This is the final part in a series by Dr. Jared Wood, a sport psychologist. Follow him here on twitter.
We left off Part 2 with this thought from Dr. Wood:
When you begin to understand that you are both a leader and follower and you start to be accountable to both of those roles, then you are a true teammate.
Is it possible to be a great leader only? What if you were the best leader in the world for what you do? Is it then your responsibility to lead only and never to follow? No, it is not, not if you are going to be a teammate as well. Even if you are the best leader in the world, if you are going to be a teammate as well, it is your responsible to let others lead at times so that the leadership of your entire team is strengthened.
If you are truly a great leader and have done a great job leading, your teammates will have learned well from you, and they deserve and need the opportunity to step up and experience leadership for themselves.
Even as a coach, you must play a follower role when you must respond to what your team needs. For example, sometimes your team will need you to take a step back and let a player be the true leader of the team for a moment. When that time comes, you have to be willing to let it happen and follow the lead.
Of course, everything I’ve written here is encouraging you to do what is right as a leader, follower, and teammate, but with one major exception, there is no doubt that a similar process will kick in if members of the group do things the wrong way. If the wrong path is chosen, each individual in the group will be both a leader and a follower, but nobody will be a true teammate because the collective group will not be working toward the same goal.
Whether you are a coach or player, I want you to commit to this exercise each day for 28 days.
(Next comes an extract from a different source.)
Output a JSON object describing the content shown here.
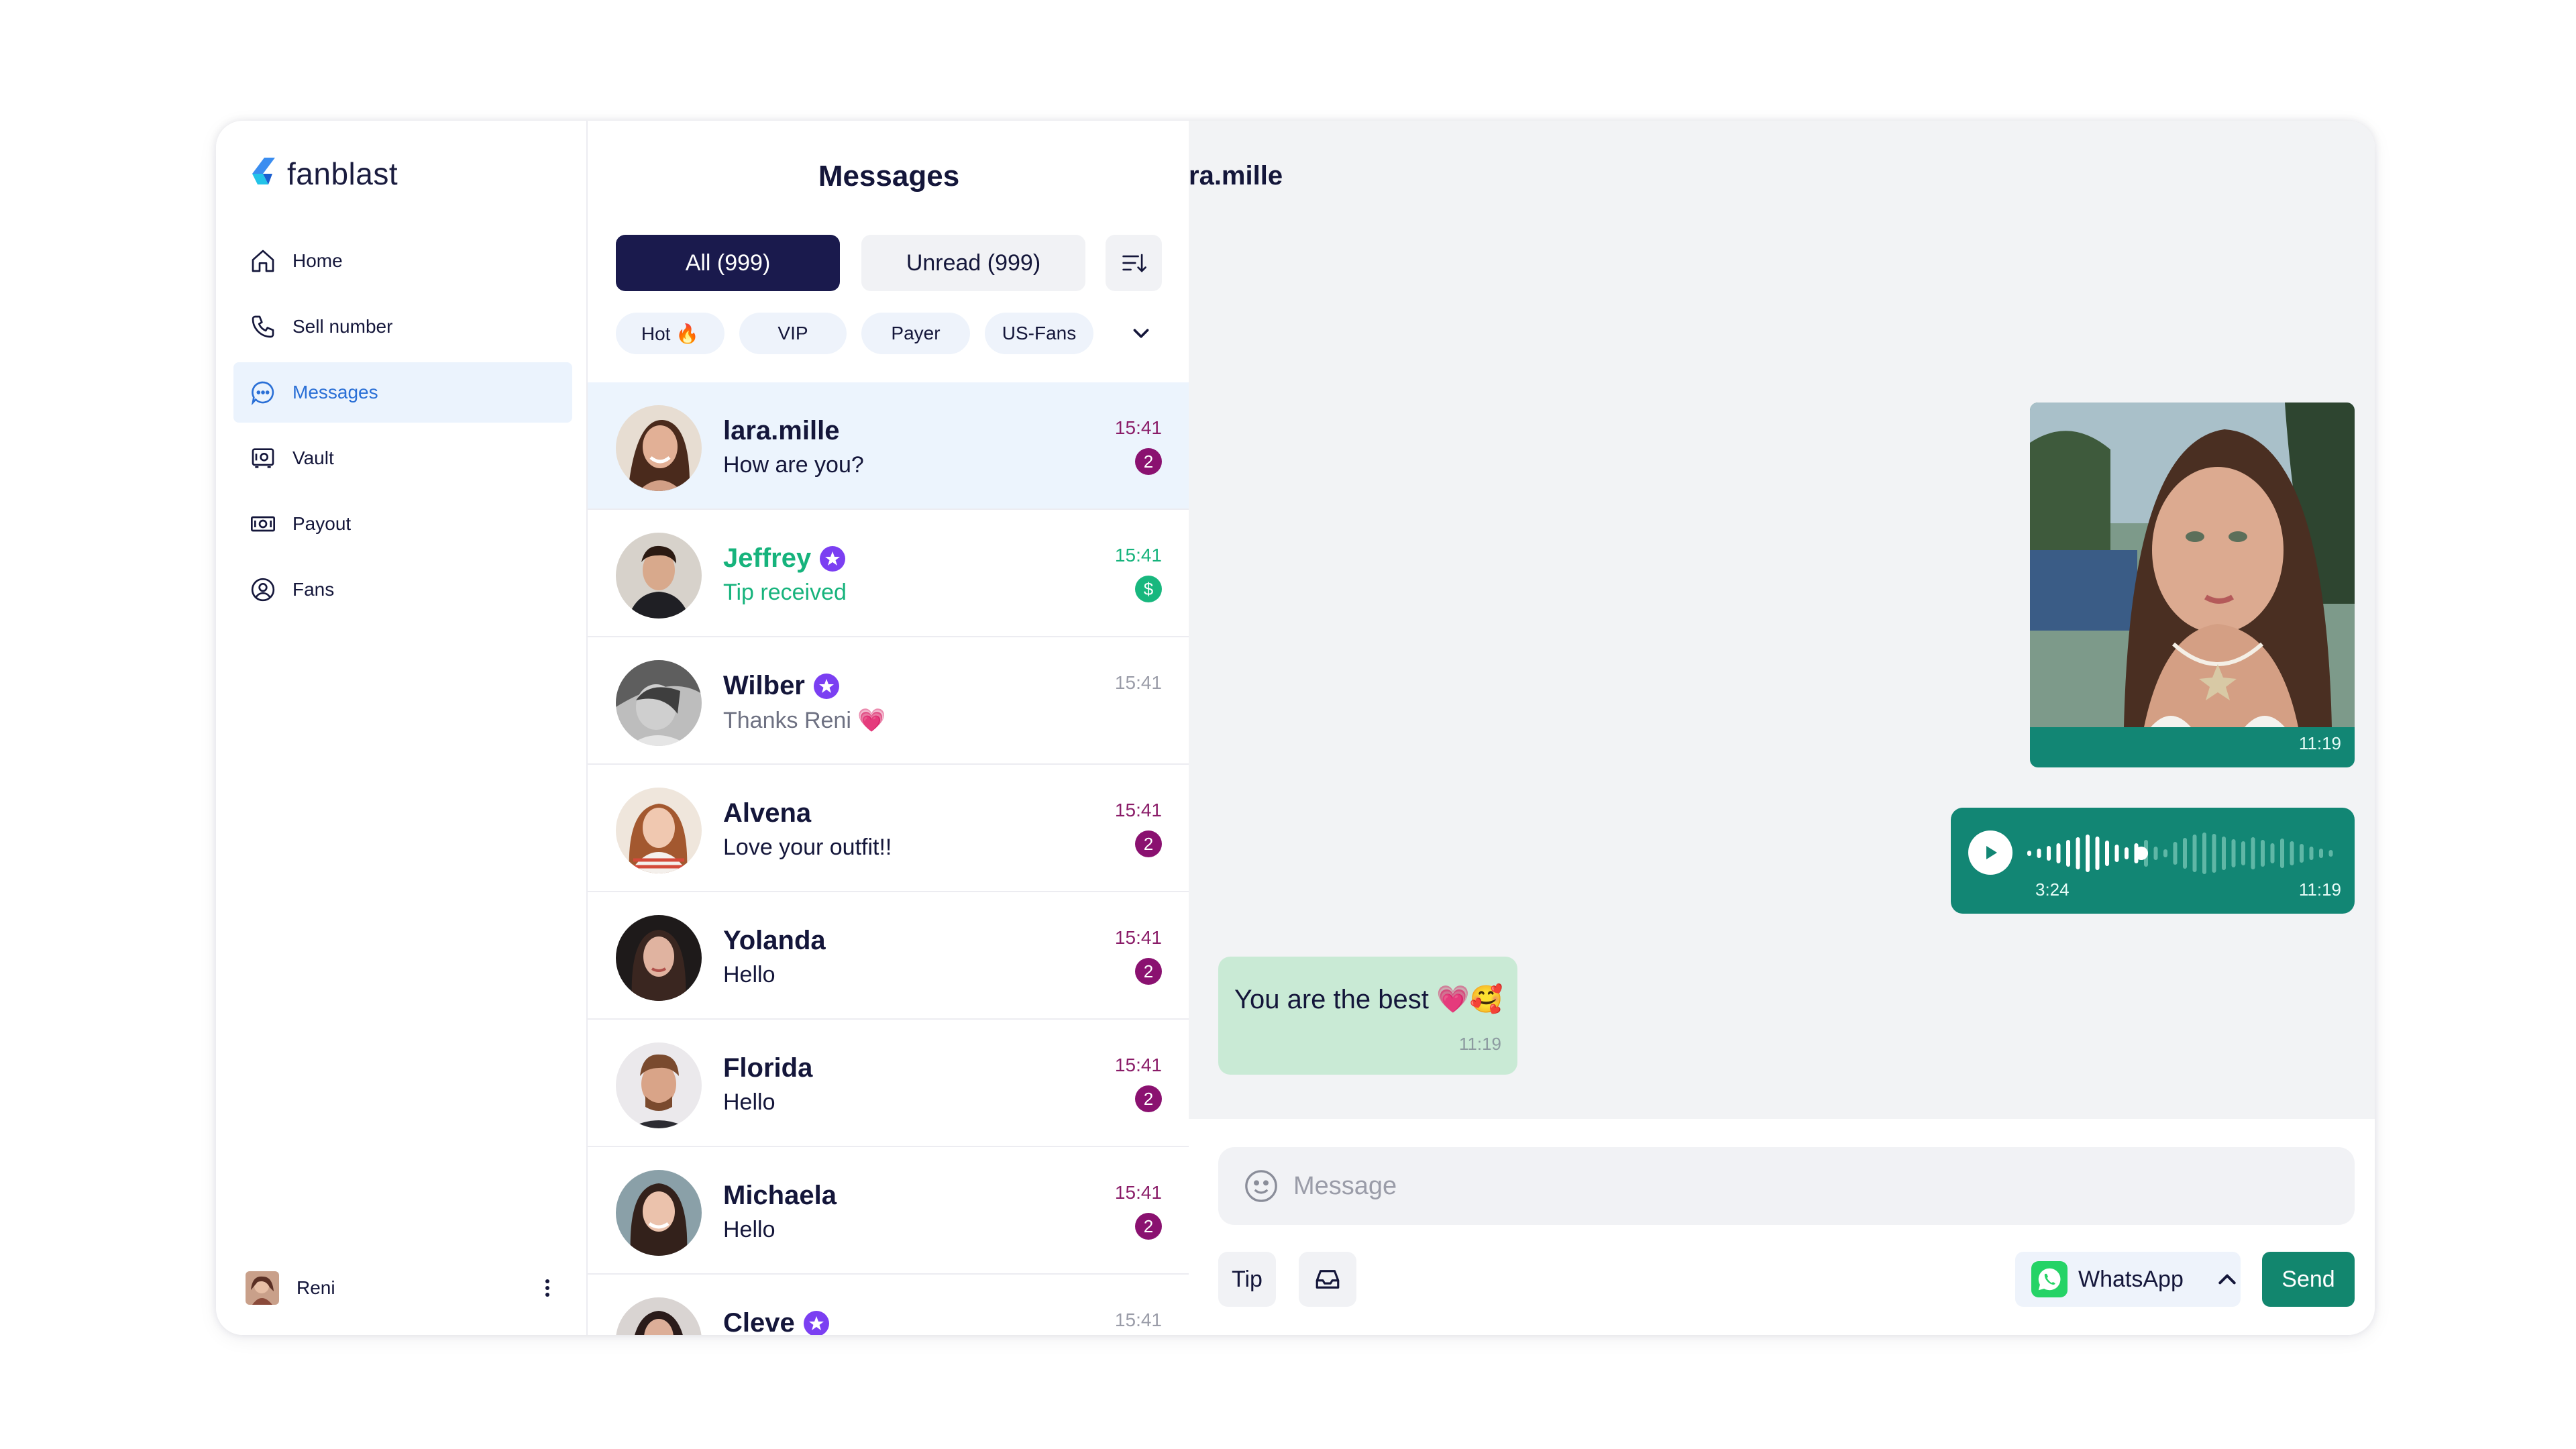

After 28 days it will be a habit for you. If you notice it hasn’t become a habit after 28 days, commit to another 28 days until it does become a habit.
Each day, ask yourself:
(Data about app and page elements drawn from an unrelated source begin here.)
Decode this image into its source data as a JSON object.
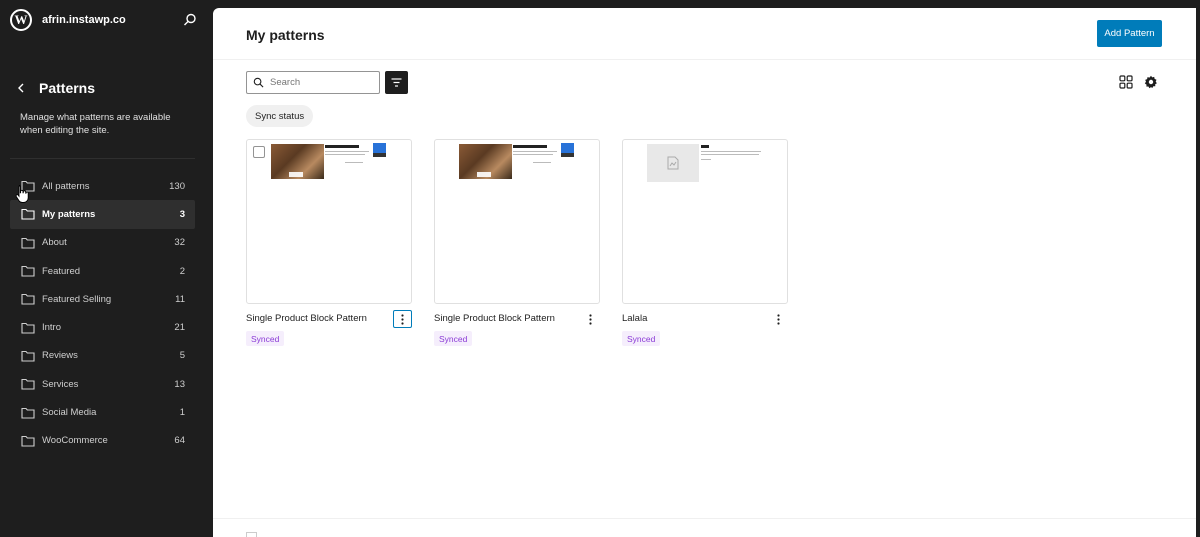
{
  "site": {
    "name": "afrin.instawp.co"
  },
  "sidebar": {
    "title": "Patterns",
    "description": "Manage what patterns are available when editing the site.",
    "items": [
      {
        "label": "All patterns",
        "count": "130"
      },
      {
        "label": "My patterns",
        "count": "3"
      },
      {
        "label": "About",
        "count": "32"
      },
      {
        "label": "Featured",
        "count": "2"
      },
      {
        "label": "Featured Selling",
        "count": "11"
      },
      {
        "label": "Intro",
        "count": "21"
      },
      {
        "label": "Reviews",
        "count": "5"
      },
      {
        "label": "Services",
        "count": "13"
      },
      {
        "label": "Social Media",
        "count": "1"
      },
      {
        "label": "WooCommerce",
        "count": "64"
      }
    ],
    "active_item": "My patterns"
  },
  "header": {
    "title": "My patterns",
    "add_button": "Add Pattern"
  },
  "toolbar": {
    "search_placeholder": "Search",
    "sync_filter": "Sync status"
  },
  "patterns": [
    {
      "title": "Single Product Block Pattern",
      "status": "Synced"
    },
    {
      "title": "Single Product Block Pattern",
      "status": "Synced"
    },
    {
      "title": "Lalala",
      "status": "Synced"
    }
  ],
  "colors": {
    "accent": "#007cba",
    "sidebar_bg": "#1e1e1e",
    "synced": "#8b3bd6"
  }
}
How am I being an excellent leader?
How am I being an excellent follower?
How am I being the best teammate I can be?
In asking these questions, you might be tempted to think that if you are leading and following, the teammate part will take care of itself. Don’t take that chance. Be active about your teammate role. For example, in our weight room example, I discussed the leader and follower roles, but I stopped short of explaining what the great teammate would do.
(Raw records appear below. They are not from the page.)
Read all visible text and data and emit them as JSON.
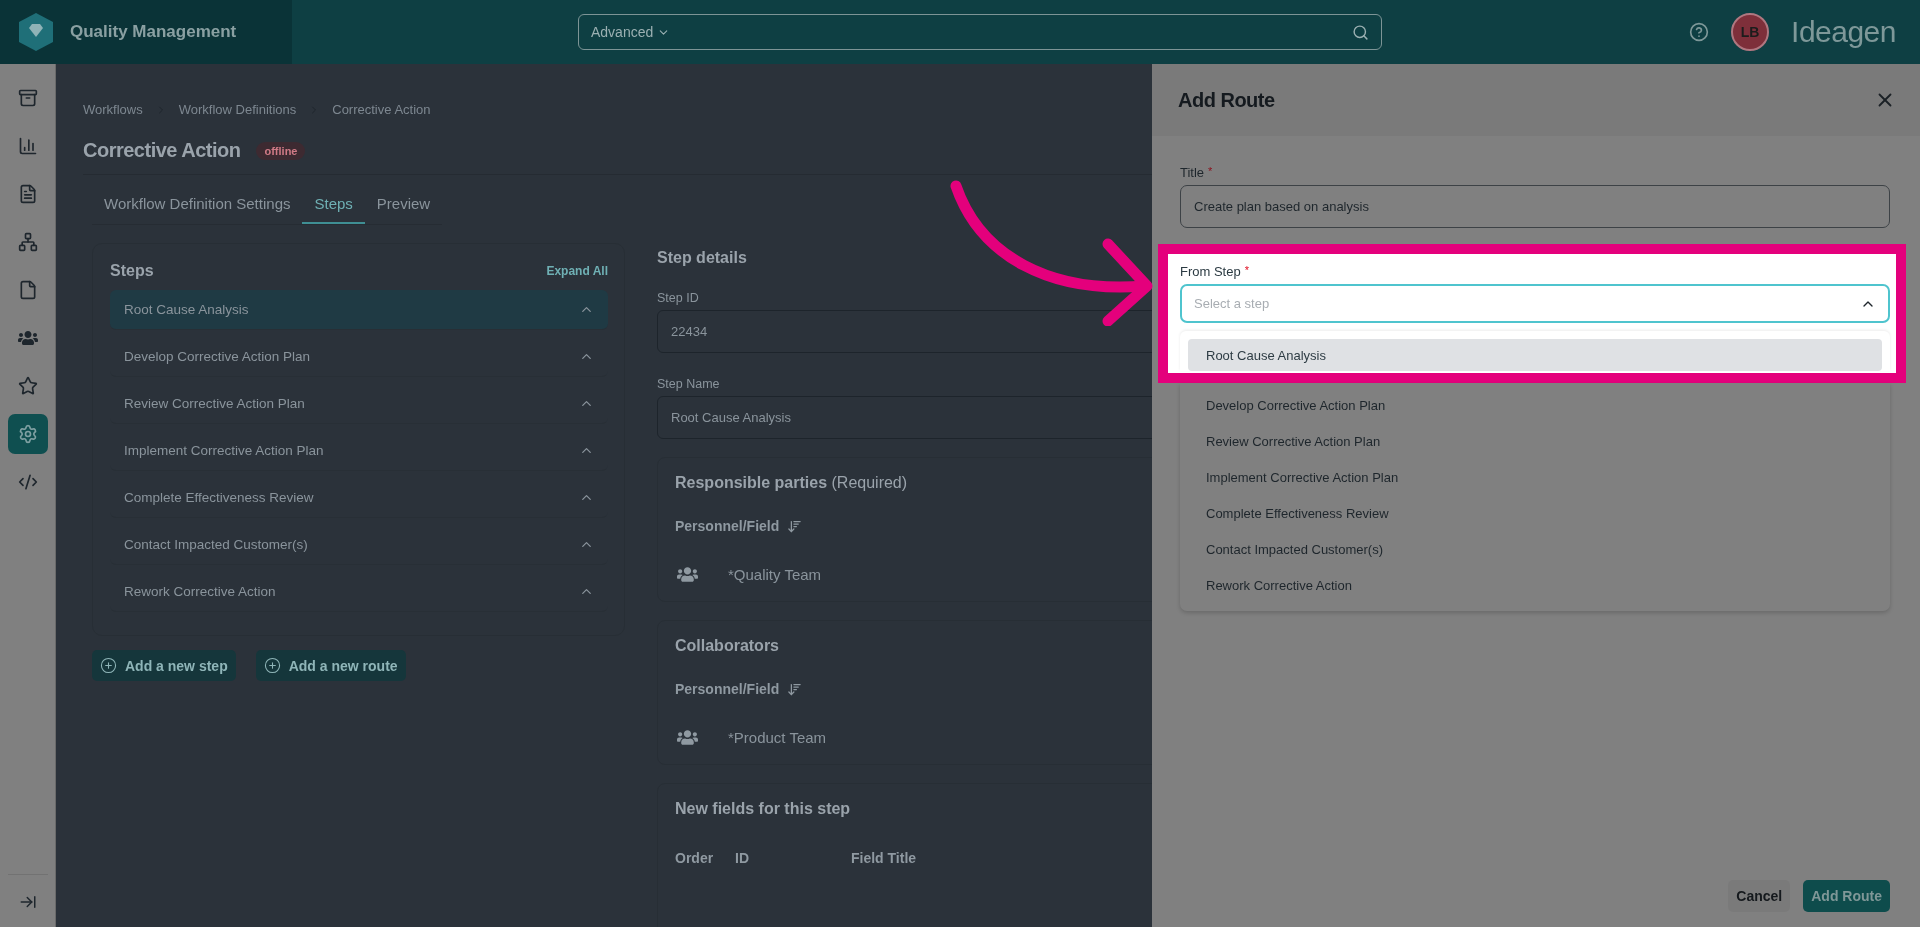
{
  "app": {
    "title": "Quality Management"
  },
  "search": {
    "scope": "Advanced"
  },
  "user": {
    "initials": "LB"
  },
  "brand": "Ideagen",
  "sidebar": {
    "items": [
      {
        "selected": false
      },
      {
        "selected": false
      },
      {
        "selected": false
      },
      {
        "selected": false
      },
      {
        "selected": false
      },
      {
        "selected": false
      },
      {
        "selected": false
      },
      {
        "selected": true
      },
      {
        "selected": false
      }
    ]
  },
  "breadcrumb": [
    "Workflows",
    "Workflow Definitions",
    "Corrective Action"
  ],
  "page": {
    "title": "Corrective Action",
    "status": "offline"
  },
  "tabs": [
    {
      "label": "Workflow Definition Settings",
      "selected": false
    },
    {
      "label": "Steps",
      "selected": true
    },
    {
      "label": "Preview",
      "selected": false
    }
  ],
  "steps_panel": {
    "title": "Steps",
    "expand_all": "Expand All",
    "items": [
      {
        "label": "Root Cause Analysis",
        "selected": true
      },
      {
        "label": "Develop Corrective Action Plan",
        "selected": false
      },
      {
        "label": "Review Corrective Action Plan",
        "selected": false
      },
      {
        "label": "Implement Corrective Action Plan",
        "selected": false
      },
      {
        "label": "Complete Effectiveness Review",
        "selected": false
      },
      {
        "label": "Contact Impacted Customer(s)",
        "selected": false
      },
      {
        "label": "Rework Corrective Action",
        "selected": false
      }
    ]
  },
  "actions": [
    "Add a new step",
    "Add a new route"
  ],
  "step_details": {
    "title": "Step details",
    "fields": [
      {
        "label": "Step ID",
        "value": "22434"
      },
      {
        "label": "Step Name",
        "value": "Root Cause Analysis"
      }
    ],
    "sections": [
      {
        "title": "Responsible parties",
        "note": "(Required)",
        "column": "Personnel/Field",
        "entries": [
          "*Quality Team"
        ]
      },
      {
        "title": "Collaborators",
        "column": "Personnel/Field",
        "entries": [
          "*Product Team"
        ]
      }
    ],
    "new_fields": {
      "title": "New fields for this step",
      "columns": [
        "Order",
        "ID",
        "Field Title"
      ]
    }
  },
  "drawer": {
    "title": "Add Route",
    "title_field": {
      "label": "Title",
      "required_mark": "*",
      "value": "Create plan based on analysis"
    },
    "from_step": {
      "label": "From Step",
      "required_mark": "*",
      "placeholder": "Select a step",
      "expanded": true,
      "options": [
        {
          "label": "Root Cause Analysis",
          "selected": true
        },
        {
          "label": "Develop Corrective Action Plan",
          "selected": false
        },
        {
          "label": "Review Corrective Action Plan",
          "selected": false
        },
        {
          "label": "Implement Corrective Action Plan",
          "selected": false
        },
        {
          "label": "Complete Effectiveness Review",
          "selected": false
        },
        {
          "label": "Contact Impacted Customer(s)",
          "selected": false
        },
        {
          "label": "Rework Corrective Action",
          "selected": false
        }
      ]
    },
    "buttons": [
      {
        "label": "Cancel",
        "kind": "secondary"
      },
      {
        "label": "Add Route",
        "kind": "primary"
      }
    ]
  }
}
The great teammate would talk with others about what went on in that training session.
The great teammate follower would go over to his teammate leader and say, “Man, I thought I was getting after it until I realized you weren’t taking off even a second from encouraging others to get after it. Then I realized I was slacking during my rest time. That helped me pick up my own intensity, and my group picked it up when I encouraged it. Thanks for leading today. Let’s get after it again tomorrow. If you need the boost, I’ll be sure to lead it tomorrow. Each of us will only be at our best if we challenge each others’ limits.”
Later, as an understanding evolves between teammates, this conversation might be shortened to, “Let’s get after it.” Even eye contact and a nod might be enough to communicate this complex idea once it has been explained and accepted among the team: Each person on a functioning team is a leader, follower, and teammate.
This off-season, be a leader, follower, and teammate.
Know your roles, commit to them, commit to the team and be the best you can be while inspiring your teammates to do the same. If you do this, you will surely find others who are worthy of following from time to time, and in following and letting them understand their leadership role, you will have become a great teammate, at least for the moment. When you start to understand this process and get after it day after day after day, you will be well on your to peak performance as a team.
Dr. Jared Wood is a sport psychology consultant. He recently completed and published a sport psychology training manual for players and coaches, It’s Only Cold On One Sideline. Visit 1sideline.com and join as a member to become part of a community of coaches and athletes dedicated to peak performance. Along with free material, such as his Winning Time Training Journal and Championship Confidence: 9 Essential Lessons for Creating Championship Confidence, Mastering Your Mindset, & Crushing the Competition, the manual and other resources are available for purchase. He can be contacted at email@example.com.